Havre, Montana – Dr. Michelle Donaldson is an Orthopedic Surgeon at the Northern Montana Specialty Medical Center in Havre. She has spent the last 19 years as a team physician for the US Olympic Snowboarding Team. She will now be adding a new title onto her resume; Team Physician for the US Olympic Equestrian Eventing Team. She is set to travel with the team this month to Holland to cover the Nations Cup. It is the last big International event for the team before the Tokyo Olympics in 2020.
For those unfamiliar with the Eventing Team, Eventing (also known as horse trials) is an equestrian event where a single horse and rider combine and compete against other competitors across the three disciplines of Dressage, Cross-Country, and Show Jumping. This event has its roots in a comprehensive cavalry test that required mastery of several types of riding.
Dressage is an exact set of movements ridden in an enclosed arena and is judged in balance, rhythm. suppleness, and most importantly, cooperation between the horse and its rider. The challenge is to demonstrate that a supremely fit horse also has the training to perform in a graceful, relaxed, and precise manner.
Cross-Country is the next phase and it requires both the horse and rider to be in prime physical condition and to have an excellent working relationship. The course consists of 12-40 obstacles; fences, ponds, streams, ditches, drops and banks; and various combinations. The scores are based on time, ability to cover obstacles, and the ability of the rider to implore the horse to obey the commands. While the rider is walked through the course prior to the event, the horse is running it for the first time.
The last phase of the Eventing competition is the Show Jumping. It is run on a timed course with 12-20 fences set up in a ring. In addition to normal jumping skills, the show jumping phase tests the fitness and stamina of the horse and rider, generally being held after the cross-country phase.
Dr. Donaldson is a rider herself. She and her husband currently own 6 horses. They started out trail riding, she moved on to the jumper ring, and then decided to try her hand at Eventing. She quickly fell in love with the sport and is currently competing nationally with her 12-year old warm blood, Harley. They recently placed sixth in the Pacific Northwest at Regional Championships and have qualified for the American Eventing Championships to be held in September 2020 in Kentucky. Because the team consists of the same horse and rider, the connection between them is vitally important.
It is through her experiences at regional and national competitions that Dr. Donaldson began working with the US Equestrian Team. Her expertise in orthopedics and in treating competitive athletes is invaluable. When asked what type of injuries riders typically sustain in Eventing she replied, “We mainly see minor injuries. Clavicle fractures and concussions are the two main serious injuries we may see. My main role is to be on hand should something happen.” This will be Dr. Donaldson’s first trip accompanying the team.
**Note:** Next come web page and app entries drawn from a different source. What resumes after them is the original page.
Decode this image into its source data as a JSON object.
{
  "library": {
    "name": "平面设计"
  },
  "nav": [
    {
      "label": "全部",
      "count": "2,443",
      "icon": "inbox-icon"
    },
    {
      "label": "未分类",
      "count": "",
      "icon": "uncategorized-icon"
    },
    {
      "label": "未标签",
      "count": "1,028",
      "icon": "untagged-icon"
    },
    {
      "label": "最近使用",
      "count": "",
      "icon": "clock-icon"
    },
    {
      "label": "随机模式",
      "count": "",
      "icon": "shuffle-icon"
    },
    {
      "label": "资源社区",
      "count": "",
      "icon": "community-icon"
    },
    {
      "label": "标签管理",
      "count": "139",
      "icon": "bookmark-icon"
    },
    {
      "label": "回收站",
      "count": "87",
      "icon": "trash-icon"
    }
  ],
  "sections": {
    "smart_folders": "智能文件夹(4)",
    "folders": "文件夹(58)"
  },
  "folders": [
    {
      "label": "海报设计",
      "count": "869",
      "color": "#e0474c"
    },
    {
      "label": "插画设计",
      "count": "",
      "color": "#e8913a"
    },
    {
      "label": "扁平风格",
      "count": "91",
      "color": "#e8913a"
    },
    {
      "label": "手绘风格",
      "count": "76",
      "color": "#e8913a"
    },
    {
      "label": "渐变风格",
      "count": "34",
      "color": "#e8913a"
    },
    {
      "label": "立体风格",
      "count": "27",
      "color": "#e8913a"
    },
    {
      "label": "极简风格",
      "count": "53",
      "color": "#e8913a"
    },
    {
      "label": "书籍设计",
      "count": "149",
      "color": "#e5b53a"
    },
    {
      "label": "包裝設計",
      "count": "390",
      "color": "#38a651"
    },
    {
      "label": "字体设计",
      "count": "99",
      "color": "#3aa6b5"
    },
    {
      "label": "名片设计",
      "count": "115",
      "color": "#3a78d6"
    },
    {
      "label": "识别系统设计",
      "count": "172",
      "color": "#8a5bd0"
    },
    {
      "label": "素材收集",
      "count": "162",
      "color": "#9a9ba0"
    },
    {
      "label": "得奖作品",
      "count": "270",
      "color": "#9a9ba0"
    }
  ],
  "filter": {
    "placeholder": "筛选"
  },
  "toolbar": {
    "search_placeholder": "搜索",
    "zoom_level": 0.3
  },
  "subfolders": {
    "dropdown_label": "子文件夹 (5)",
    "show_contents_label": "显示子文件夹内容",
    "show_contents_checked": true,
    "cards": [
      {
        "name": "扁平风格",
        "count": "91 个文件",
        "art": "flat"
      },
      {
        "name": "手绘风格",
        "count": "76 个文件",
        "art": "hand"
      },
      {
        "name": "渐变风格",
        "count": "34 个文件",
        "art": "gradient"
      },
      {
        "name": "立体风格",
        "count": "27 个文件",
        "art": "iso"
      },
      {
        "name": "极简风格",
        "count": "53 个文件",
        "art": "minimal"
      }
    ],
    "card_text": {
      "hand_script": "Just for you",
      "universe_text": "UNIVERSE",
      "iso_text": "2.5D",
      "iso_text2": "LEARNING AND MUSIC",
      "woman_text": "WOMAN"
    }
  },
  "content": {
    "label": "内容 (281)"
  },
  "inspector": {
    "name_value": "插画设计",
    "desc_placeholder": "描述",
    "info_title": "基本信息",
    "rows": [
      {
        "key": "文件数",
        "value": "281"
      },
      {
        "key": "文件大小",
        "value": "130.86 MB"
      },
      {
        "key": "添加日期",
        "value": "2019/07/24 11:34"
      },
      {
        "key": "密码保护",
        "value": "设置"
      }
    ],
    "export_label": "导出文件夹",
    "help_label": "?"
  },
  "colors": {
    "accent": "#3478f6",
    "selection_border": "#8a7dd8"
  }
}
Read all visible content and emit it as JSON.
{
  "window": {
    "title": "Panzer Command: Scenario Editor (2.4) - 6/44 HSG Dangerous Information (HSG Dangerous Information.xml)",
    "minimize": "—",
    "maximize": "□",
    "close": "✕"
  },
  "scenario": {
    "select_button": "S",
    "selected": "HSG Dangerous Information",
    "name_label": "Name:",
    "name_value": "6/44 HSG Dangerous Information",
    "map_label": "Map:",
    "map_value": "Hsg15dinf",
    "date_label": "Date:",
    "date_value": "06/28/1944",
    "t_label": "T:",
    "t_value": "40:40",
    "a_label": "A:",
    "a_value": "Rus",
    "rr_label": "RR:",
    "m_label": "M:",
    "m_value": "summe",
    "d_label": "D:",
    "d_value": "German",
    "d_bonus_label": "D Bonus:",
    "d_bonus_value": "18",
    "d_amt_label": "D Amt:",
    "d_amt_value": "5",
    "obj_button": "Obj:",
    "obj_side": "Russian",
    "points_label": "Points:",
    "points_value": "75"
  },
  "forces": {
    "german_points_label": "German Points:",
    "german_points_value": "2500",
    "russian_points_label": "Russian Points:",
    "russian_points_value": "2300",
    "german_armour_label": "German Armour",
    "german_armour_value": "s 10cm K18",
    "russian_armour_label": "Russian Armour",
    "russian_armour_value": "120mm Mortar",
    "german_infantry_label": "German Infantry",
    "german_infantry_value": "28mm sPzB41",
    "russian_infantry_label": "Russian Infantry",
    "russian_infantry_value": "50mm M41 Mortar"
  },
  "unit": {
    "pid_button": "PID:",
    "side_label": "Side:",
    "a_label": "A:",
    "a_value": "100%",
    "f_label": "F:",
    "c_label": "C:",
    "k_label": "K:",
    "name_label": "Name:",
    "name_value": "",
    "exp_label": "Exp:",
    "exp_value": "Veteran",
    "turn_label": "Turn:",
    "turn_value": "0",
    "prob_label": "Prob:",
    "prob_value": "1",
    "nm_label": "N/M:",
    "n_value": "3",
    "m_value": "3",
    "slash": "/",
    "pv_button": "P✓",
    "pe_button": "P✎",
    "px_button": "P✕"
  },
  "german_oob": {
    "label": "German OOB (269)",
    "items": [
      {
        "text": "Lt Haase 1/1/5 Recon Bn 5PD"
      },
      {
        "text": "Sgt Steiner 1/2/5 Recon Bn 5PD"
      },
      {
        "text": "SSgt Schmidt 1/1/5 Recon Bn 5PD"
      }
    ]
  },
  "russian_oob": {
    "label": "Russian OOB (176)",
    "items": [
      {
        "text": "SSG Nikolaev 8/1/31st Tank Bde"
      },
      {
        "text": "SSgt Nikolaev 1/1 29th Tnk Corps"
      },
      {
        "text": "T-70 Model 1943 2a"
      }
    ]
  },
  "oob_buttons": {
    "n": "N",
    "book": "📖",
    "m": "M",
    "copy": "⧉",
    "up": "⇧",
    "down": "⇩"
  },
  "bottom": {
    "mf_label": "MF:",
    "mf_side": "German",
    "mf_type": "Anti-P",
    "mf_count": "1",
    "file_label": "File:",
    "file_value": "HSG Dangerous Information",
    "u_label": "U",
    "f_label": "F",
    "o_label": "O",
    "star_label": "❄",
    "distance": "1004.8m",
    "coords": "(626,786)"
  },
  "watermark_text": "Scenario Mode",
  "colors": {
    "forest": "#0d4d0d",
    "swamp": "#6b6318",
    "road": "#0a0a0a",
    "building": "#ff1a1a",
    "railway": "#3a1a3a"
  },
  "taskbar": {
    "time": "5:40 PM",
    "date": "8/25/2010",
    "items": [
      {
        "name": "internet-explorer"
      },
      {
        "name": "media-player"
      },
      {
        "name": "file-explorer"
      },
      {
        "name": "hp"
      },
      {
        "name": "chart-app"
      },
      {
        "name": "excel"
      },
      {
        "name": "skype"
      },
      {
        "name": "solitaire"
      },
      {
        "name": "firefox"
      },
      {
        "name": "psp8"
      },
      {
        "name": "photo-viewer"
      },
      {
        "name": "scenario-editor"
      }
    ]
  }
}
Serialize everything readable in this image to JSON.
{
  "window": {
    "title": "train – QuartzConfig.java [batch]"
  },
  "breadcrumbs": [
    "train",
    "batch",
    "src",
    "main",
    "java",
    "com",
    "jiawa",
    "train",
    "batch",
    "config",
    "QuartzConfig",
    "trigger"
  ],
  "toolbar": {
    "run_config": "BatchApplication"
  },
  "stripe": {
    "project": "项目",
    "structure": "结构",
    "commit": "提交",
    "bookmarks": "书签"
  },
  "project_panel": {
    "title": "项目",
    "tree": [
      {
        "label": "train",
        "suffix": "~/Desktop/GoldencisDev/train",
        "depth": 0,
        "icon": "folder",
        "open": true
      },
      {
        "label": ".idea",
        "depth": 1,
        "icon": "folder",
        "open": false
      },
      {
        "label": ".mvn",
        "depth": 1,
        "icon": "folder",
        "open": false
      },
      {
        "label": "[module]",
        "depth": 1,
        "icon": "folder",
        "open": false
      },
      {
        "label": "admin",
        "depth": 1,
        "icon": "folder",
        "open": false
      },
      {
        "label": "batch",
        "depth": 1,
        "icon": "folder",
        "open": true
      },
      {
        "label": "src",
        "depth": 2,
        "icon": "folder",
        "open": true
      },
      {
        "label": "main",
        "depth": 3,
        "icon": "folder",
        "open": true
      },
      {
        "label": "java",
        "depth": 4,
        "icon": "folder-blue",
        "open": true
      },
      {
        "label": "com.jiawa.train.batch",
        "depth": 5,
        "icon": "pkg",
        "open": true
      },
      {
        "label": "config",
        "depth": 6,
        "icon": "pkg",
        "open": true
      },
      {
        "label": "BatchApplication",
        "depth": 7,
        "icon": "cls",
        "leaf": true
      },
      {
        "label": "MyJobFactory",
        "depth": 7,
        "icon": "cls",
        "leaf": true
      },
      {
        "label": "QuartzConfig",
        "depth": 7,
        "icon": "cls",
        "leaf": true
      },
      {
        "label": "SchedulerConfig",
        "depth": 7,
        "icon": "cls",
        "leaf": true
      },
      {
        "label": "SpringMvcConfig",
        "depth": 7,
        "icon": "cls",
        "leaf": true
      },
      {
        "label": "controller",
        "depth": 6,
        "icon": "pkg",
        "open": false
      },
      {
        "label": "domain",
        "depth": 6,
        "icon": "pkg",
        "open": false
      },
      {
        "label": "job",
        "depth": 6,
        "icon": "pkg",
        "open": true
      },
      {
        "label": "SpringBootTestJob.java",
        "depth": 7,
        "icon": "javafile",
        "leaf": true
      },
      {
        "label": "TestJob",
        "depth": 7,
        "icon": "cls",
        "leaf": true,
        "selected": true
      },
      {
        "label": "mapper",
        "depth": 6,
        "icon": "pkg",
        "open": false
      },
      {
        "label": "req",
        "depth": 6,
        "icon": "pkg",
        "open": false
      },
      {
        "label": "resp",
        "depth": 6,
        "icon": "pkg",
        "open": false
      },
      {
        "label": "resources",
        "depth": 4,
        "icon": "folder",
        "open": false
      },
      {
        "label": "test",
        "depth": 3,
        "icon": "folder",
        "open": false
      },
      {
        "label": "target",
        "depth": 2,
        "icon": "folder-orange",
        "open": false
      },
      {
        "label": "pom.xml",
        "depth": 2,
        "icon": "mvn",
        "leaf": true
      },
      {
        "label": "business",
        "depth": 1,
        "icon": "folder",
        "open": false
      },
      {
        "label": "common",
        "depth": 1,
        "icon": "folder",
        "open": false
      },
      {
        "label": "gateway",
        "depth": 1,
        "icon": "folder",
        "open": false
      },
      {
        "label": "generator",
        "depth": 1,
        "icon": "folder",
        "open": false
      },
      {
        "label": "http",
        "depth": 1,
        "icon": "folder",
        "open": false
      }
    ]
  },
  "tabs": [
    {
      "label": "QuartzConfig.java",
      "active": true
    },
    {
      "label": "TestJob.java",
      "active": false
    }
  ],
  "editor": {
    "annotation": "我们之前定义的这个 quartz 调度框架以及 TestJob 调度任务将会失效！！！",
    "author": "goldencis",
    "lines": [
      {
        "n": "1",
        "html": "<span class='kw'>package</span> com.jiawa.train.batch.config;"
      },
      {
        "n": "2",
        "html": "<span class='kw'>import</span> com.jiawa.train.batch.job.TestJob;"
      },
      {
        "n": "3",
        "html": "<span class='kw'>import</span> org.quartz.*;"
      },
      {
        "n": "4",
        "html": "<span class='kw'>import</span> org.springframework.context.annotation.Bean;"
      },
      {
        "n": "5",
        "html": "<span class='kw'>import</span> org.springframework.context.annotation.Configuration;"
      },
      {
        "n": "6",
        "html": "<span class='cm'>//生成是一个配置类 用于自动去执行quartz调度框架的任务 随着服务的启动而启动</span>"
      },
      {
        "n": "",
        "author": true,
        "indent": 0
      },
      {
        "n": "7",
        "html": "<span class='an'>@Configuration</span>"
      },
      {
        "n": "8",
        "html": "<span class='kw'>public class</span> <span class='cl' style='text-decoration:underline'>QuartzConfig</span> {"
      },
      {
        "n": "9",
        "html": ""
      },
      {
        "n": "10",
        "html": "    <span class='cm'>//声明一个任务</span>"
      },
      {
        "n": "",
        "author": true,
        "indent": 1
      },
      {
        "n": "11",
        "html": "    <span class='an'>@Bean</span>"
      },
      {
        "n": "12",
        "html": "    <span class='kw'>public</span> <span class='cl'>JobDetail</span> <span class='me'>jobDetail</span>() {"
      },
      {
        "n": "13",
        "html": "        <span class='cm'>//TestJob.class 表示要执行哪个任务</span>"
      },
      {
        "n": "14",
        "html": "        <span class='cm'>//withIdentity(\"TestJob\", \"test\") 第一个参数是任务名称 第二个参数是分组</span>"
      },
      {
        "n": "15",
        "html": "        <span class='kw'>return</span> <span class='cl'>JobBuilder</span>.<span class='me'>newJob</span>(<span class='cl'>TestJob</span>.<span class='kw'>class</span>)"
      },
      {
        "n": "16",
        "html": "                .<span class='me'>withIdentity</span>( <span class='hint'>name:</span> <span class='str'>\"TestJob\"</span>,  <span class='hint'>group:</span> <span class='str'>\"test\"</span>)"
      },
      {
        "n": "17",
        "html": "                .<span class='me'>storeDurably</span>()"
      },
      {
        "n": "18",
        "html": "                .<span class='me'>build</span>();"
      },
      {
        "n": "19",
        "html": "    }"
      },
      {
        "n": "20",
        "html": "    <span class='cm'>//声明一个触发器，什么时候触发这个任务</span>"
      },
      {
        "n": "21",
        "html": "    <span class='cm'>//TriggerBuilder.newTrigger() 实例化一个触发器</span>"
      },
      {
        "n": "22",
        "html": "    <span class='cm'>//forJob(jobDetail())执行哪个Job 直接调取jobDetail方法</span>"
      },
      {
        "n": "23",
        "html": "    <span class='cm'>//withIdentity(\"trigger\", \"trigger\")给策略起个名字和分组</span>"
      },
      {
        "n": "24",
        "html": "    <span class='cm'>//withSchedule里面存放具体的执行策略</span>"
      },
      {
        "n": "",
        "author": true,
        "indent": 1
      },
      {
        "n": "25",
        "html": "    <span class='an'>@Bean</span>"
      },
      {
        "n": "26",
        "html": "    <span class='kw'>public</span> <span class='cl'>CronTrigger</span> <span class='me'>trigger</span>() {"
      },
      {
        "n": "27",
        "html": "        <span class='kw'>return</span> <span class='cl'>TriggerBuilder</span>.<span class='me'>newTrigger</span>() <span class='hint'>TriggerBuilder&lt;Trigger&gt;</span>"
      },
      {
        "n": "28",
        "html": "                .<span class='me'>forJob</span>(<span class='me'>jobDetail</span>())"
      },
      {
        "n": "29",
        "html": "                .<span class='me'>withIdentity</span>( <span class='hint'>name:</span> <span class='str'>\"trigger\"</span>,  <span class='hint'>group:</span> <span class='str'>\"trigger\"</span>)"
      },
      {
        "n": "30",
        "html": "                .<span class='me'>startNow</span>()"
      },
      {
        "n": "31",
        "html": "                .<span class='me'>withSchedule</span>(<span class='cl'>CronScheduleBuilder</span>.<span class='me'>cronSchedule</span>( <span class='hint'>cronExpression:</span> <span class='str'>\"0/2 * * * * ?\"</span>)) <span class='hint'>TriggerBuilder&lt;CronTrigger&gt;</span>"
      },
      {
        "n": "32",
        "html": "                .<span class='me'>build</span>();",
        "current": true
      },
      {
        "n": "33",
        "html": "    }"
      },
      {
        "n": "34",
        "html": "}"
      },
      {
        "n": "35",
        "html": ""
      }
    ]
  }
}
Only three teams will be competing in Holland with one team on stand-by. For more information on the team and their upcoming events, please visit https://www.usef.org/team-usa/teams/eventing.